Asia Research News monitors the latest research news in Asia. Some highlights that caught our attention this week are cat-to-human COVID transmission, AI technology that interprets chicken squawks, and a lucky student’s experiment that will be performed in space.

By extracting proteins from peanut and sunflower seed waste products, Singapore's Nanyang Technological University and Switzerland's ETH Zurich have developed a low-cost and sustainable water filter that can remove heavy metals. After the filter is no longer useable, the fibers can be burned and the metals recycled.
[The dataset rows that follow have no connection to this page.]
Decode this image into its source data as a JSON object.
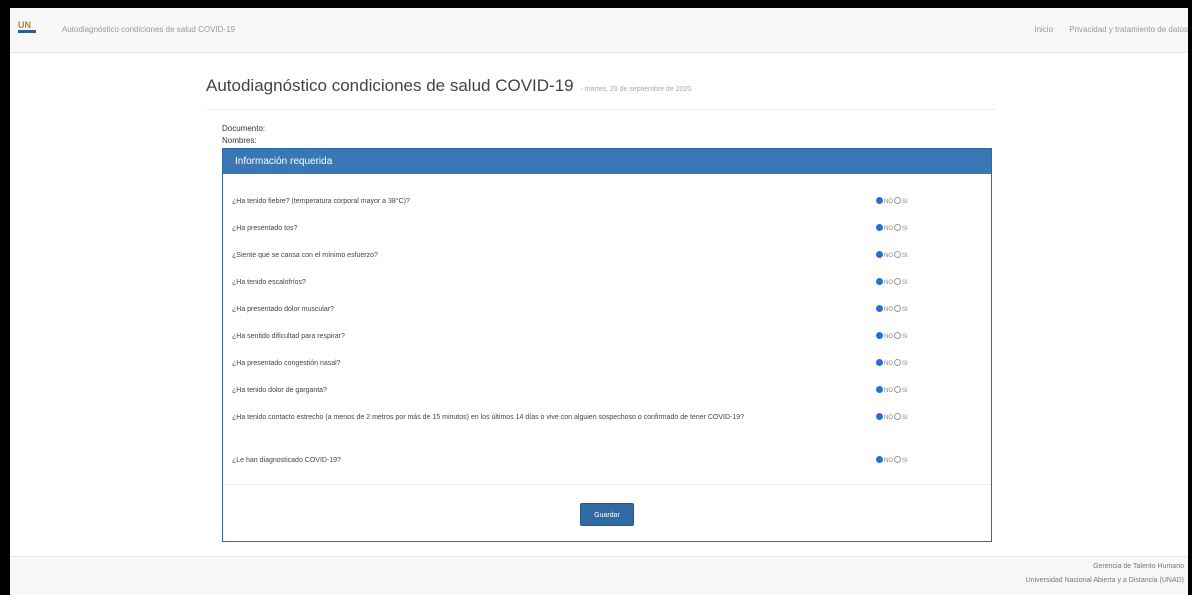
{
  "navbar": {
    "app_title": "Autodiagnóstico condiciones de salud COVID-19",
    "links": [
      "Inicio",
      "Privacidad y tratamiento de datos"
    ]
  },
  "header": {
    "title": "Autodiagnóstico condiciones de salud COVID-19",
    "date": "- martes, 29 de septiembre de 2020",
    "document_label": "Documento:",
    "names_label": "Nombres:"
  },
  "panel": {
    "heading": "Información requerida",
    "option_no": "NO",
    "option_si": "SI",
    "questions": [
      {
        "text": "¿Ha tenido fiebre? (temperatura corporal mayor a 38°C)?",
        "selected": "NO"
      },
      {
        "text": "¿Ha presentado tos?",
        "selected": "NO"
      },
      {
        "text": "¿Siente que se cansa con el mínimo esfuerzo?",
        "selected": "NO"
      },
      {
        "text": "¿Ha tenido escalofríos?",
        "selected": "NO"
      },
      {
        "text": "¿Ha presentado dolor muscular?",
        "selected": "NO"
      },
      {
        "text": "¿Ha sentido dificultad para respirar?",
        "selected": "NO"
      },
      {
        "text": "¿Ha presentado congestión nasal?",
        "selected": "NO"
      },
      {
        "text": "¿Ha tenido dolor de garganta?",
        "selected": "NO"
      },
      {
        "text": "¿Ha tenido contacto estrecho (a menos de 2 metros por más de 15 minutos) en los últimos 14 días o vive con alguien sospechoso o confirmado de tener COVID-19?",
        "selected": "NO"
      },
      {
        "text": "¿Le han diagnosticado COVID-19?",
        "selected": "NO"
      }
    ],
    "save_label": "Guardar"
  },
  "footer": {
    "line1": "Gerencia de Talento Humano",
    "line2": "Universidad Nacional Abierta y a Distancia (UNAD)"
  },
  "colors": {
    "accent": "#3a78b5",
    "radio_selected": "#2b6fd6"
  }
}
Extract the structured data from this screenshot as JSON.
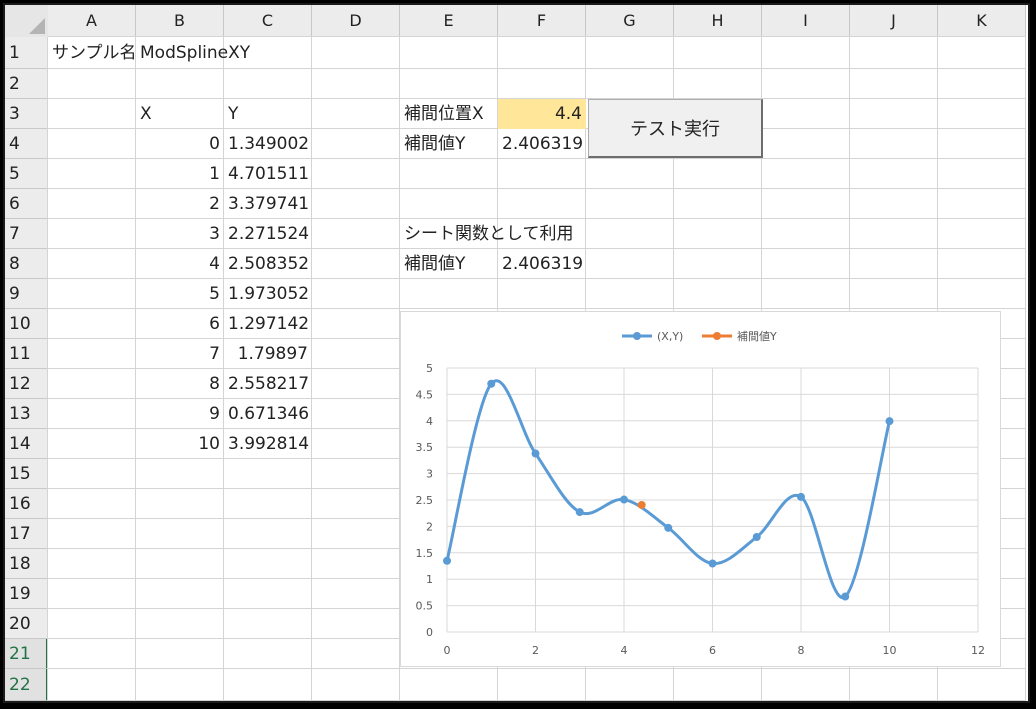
{
  "columns": [
    "A",
    "B",
    "C",
    "D",
    "E",
    "F",
    "G",
    "H",
    "I",
    "J",
    "K"
  ],
  "rows": [
    "1",
    "2",
    "3",
    "4",
    "5",
    "6",
    "7",
    "8",
    "9",
    "10",
    "11",
    "12",
    "13",
    "14",
    "15",
    "16",
    "17",
    "18",
    "19",
    "20",
    "21",
    "22"
  ],
  "selected_rows": [
    "21",
    "22"
  ],
  "cells": {
    "a1": "サンプル名",
    "b1": "ModSplineXY",
    "b3": "X",
    "c3": "Y",
    "e3": "補間位置X",
    "f3": "4.4",
    "e4": "補間値Y",
    "f4": "2.406319",
    "e7": "シート関数として利用",
    "e8": "補間値Y",
    "f8": "2.406319"
  },
  "table": {
    "x": [
      "0",
      "1",
      "2",
      "3",
      "4",
      "5",
      "6",
      "7",
      "8",
      "9",
      "10"
    ],
    "y": [
      "1.349002",
      "4.701511",
      "3.379741",
      "2.271524",
      "2.508352",
      "1.973052",
      "1.297142",
      "1.79897",
      "2.558217",
      "0.671346",
      "3.992814"
    ]
  },
  "button": {
    "label": "テスト実行"
  },
  "colors": {
    "series": "#5b9bd5",
    "point": "#ed7d31",
    "highlight": "#ffe699",
    "grid": "#d9d9d9"
  },
  "chart_data": {
    "type": "scatter",
    "smooth": true,
    "legend_position": "top",
    "xlim": [
      0,
      12
    ],
    "ylim": [
      0,
      5
    ],
    "x_ticks": [
      "0",
      "2",
      "4",
      "6",
      "8",
      "10",
      "12"
    ],
    "y_ticks": [
      "0",
      "0.5",
      "1",
      "1.5",
      "2",
      "2.5",
      "3",
      "3.5",
      "4",
      "4.5",
      "5"
    ],
    "grid": true,
    "series": [
      {
        "name": "(X,Y)",
        "x": [
          0,
          1,
          2,
          3,
          4,
          5,
          6,
          7,
          8,
          9,
          10
        ],
        "y": [
          1.349002,
          4.701511,
          3.379741,
          2.271524,
          2.508352,
          1.973052,
          1.297142,
          1.79897,
          2.558217,
          0.671346,
          3.992814
        ]
      },
      {
        "name": "補間値Y",
        "x": [
          4.4
        ],
        "y": [
          2.406319
        ]
      }
    ]
  }
}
Chickens are pretty loud, and now these squawks can be interpreted and understood by AI technology developed by City University of Hong Kong. By identifying which squawks are distress calls, it can be used to improve the quality of farm life.

A lucky student’s research will be performed space. An experiment by a student from the University of the Philippines-Los Baños will be performed abord the International Space Station (ISS). Six experiments were chosen from the Asian Try Zero-G 2022 program.

Some people seem to be mosquito magnets. Many factors can influence this, but now one more has been added to the list. Research from Tsinghua University observed that people infected with viruses, such as Dengue and Zika, were more attractive and smelled better to the blood-sucking insects.

A cat has passed COVID-19 along to a human says the Prince of Songkla University in the first reported case of cat-to-human transmission. However, the researchers say that this transmission is probably rare so keep being kind to your kitties!

A team from Nankai University has successfully planted a sensor in a goat’s brain without cracking the skull. The team avoided invasive open-brain surgery by using a vein to insert the sensor directly to the brain which will allow them to measure electrical signals.